→ **WORK REQUEST**
Omit the pictures and output every entry below exactly as written.

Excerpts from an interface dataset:
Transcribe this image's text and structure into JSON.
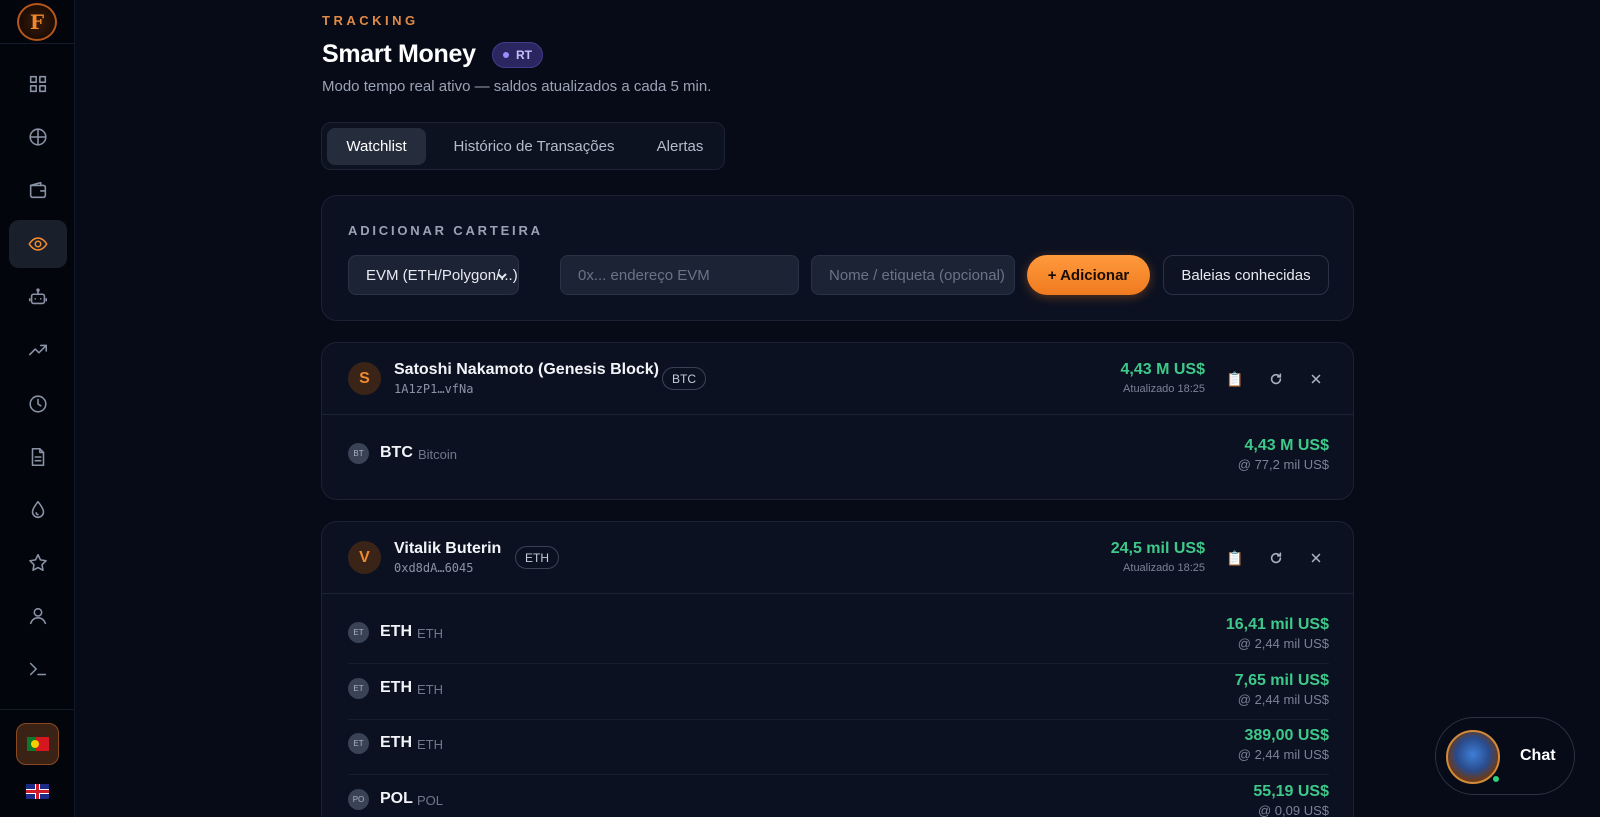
{
  "header": {
    "eyebrow": "TRACKING",
    "title": "Smart Money",
    "rt_badge": "RT",
    "subtitle": "Modo tempo real ativo — saldos atualizados a cada 5 min."
  },
  "tabs": [
    {
      "label": "Watchlist",
      "active": true
    },
    {
      "label": "Histórico de Transações",
      "active": false
    },
    {
      "label": "Alertas",
      "active": false
    }
  ],
  "add_wallet": {
    "section_label": "ADICIONAR CARTEIRA",
    "chain_select_value": "EVM (ETH/Polygon/...)",
    "address_placeholder": "0x... endereço EVM",
    "name_placeholder": "Nome / etiqueta (opcional)",
    "add_button": "+ Adicionar",
    "whales_button": "Baleias conhecidas"
  },
  "wallets": [
    {
      "initial": "S",
      "name": "Satoshi Nakamoto (Genesis Block)",
      "address": "1A1zP1…vfNa",
      "chain": "BTC",
      "total": "4,43 M US$",
      "updated": "Atualizado 18:25",
      "assets": [
        {
          "icon": "BT",
          "symbol": "BTC",
          "name": "Bitcoin",
          "value": "4,43 M US$",
          "price": "@ 77,2 mil US$"
        }
      ]
    },
    {
      "initial": "V",
      "name": "Vitalik Buterin",
      "address": "0xd8dA…6045",
      "chain": "ETH",
      "total": "24,5 mil US$",
      "updated": "Atualizado 18:25",
      "assets": [
        {
          "icon": "ET",
          "symbol": "ETH",
          "name": "ETH",
          "value": "16,41 mil US$",
          "price": "@ 2,44 mil US$"
        },
        {
          "icon": "ET",
          "symbol": "ETH",
          "name": "ETH",
          "value": "7,65 mil US$",
          "price": "@ 2,44 mil US$"
        },
        {
          "icon": "ET",
          "symbol": "ETH",
          "name": "ETH",
          "value": "389,00 US$",
          "price": "@ 2,44 mil US$"
        },
        {
          "icon": "PO",
          "symbol": "POL",
          "name": "POL",
          "value": "55,19 US$",
          "price": "@ 0,09 US$"
        }
      ]
    }
  ],
  "sidebar": {
    "logo": "F",
    "items": [
      "grid-icon",
      "globe-icon",
      "wallet-icon",
      "eye-icon",
      "robot-icon",
      "trending-icon",
      "clock-icon",
      "document-icon",
      "drop-icon",
      "star-icon",
      "user-icon",
      "terminal-icon"
    ],
    "active_item": "eye-icon",
    "languages": [
      "pt-flag-icon",
      "uk-flag-icon"
    ]
  },
  "chat": {
    "label": "Chat"
  },
  "colors": {
    "accent": "#f08a2e",
    "positive": "#3ec98a",
    "background": "#070b17"
  }
}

→ **RESPONSE BOX**
Transcribe this image's text and structure into JSON.
{
  "header": {
    "eyebrow": "TRACKING",
    "title": "Smart Money",
    "rt_badge": "RT",
    "subtitle": "Modo tempo real ativo — saldos atualizados a cada 5 min."
  },
  "tabs": [
    {
      "label": "Watchlist",
      "active": true
    },
    {
      "label": "Histórico de Transações",
      "active": false
    },
    {
      "label": "Alertas",
      "active": false
    }
  ],
  "add_wallet": {
    "section_label": "ADICIONAR CARTEIRA",
    "chain_select_value": "EVM (ETH/Polygon/...)",
    "address_placeholder": "0x... endereço EVM",
    "name_placeholder": "Nome / etiqueta (opcional)",
    "add_button": "+ Adicionar",
    "whales_button": "Baleias conhecidas"
  },
  "wallets": [
    {
      "initial": "S",
      "name": "Satoshi Nakamoto (Genesis Block)",
      "address": "1A1zP1…vfNa",
      "chain": "BTC",
      "total": "4,43 M US$",
      "updated": "Atualizado 18:25",
      "assets": [
        {
          "icon": "BT",
          "symbol": "BTC",
          "name": "Bitcoin",
          "value": "4,43 M US$",
          "price": "@ 77,2 mil US$"
        }
      ]
    },
    {
      "initial": "V",
      "name": "Vitalik Buterin",
      "address": "0xd8dA…6045",
      "chain": "ETH",
      "total": "24,5 mil US$",
      "updated": "Atualizado 18:25",
      "assets": [
        {
          "icon": "ET",
          "symbol": "ETH",
          "name": "ETH",
          "value": "16,41 mil US$",
          "price": "@ 2,44 mil US$"
        },
        {
          "icon": "ET",
          "symbol": "ETH",
          "name": "ETH",
          "value": "7,65 mil US$",
          "price": "@ 2,44 mil US$"
        },
        {
          "icon": "ET",
          "symbol": "ETH",
          "name": "ETH",
          "value": "389,00 US$",
          "price": "@ 2,44 mil US$"
        },
        {
          "icon": "PO",
          "symbol": "POL",
          "name": "POL",
          "value": "55,19 US$",
          "price": "@ 0,09 US$"
        }
      ]
    }
  ],
  "sidebar": {
    "logo": "F",
    "items": [
      "grid-icon",
      "globe-icon",
      "wallet-icon",
      "eye-icon",
      "robot-icon",
      "trending-icon",
      "clock-icon",
      "document-icon",
      "drop-icon",
      "star-icon",
      "user-icon",
      "terminal-icon"
    ],
    "active_item": "eye-icon",
    "languages": [
      "pt-flag-icon",
      "uk-flag-icon"
    ]
  },
  "chat": {
    "label": "Chat"
  },
  "colors": {
    "accent": "#f08a2e",
    "positive": "#3ec98a",
    "background": "#070b17"
  }
}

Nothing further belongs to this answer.